* _ACTIVITY_
Wherever the word "input" appears in a line of the data, that line should be copied.

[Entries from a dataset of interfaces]
+ + + + +

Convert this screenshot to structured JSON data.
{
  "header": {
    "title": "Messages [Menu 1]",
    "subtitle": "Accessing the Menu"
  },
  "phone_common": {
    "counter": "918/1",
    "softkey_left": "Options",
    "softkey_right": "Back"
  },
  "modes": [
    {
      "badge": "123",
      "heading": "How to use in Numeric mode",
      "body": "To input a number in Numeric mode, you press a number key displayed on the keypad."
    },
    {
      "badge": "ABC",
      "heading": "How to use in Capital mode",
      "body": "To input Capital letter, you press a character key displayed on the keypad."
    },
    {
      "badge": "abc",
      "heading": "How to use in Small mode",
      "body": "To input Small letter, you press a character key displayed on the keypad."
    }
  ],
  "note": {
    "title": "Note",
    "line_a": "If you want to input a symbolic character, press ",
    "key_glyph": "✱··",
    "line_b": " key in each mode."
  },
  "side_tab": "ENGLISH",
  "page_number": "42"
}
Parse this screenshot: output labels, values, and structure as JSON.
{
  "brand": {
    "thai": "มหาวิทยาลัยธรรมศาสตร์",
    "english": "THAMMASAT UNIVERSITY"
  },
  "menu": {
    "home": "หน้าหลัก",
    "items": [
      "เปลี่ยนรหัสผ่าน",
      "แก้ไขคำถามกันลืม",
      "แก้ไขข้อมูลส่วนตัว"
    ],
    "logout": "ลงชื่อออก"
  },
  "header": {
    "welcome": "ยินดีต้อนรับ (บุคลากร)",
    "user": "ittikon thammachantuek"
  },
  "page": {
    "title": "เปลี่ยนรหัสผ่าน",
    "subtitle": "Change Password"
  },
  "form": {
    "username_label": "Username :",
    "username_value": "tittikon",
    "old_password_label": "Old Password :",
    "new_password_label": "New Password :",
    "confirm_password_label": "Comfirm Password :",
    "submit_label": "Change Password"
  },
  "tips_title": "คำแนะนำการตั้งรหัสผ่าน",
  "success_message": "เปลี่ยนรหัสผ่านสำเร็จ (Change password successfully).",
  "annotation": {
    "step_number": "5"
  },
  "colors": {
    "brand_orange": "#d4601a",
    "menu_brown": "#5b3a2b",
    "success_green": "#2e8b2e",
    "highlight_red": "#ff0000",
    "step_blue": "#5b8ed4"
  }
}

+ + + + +

* _REPLY TO THE TASK_
      "body": "To input a number in Numeric mode, you press a number key displayed on the keypad."
      "body": "To input Capital letter, you press a character key displayed on the keypad."
      "body": "To input Small letter, you press a character key displayed on the keypad."
    "line_a": "If you want to input a symbolic character, press ",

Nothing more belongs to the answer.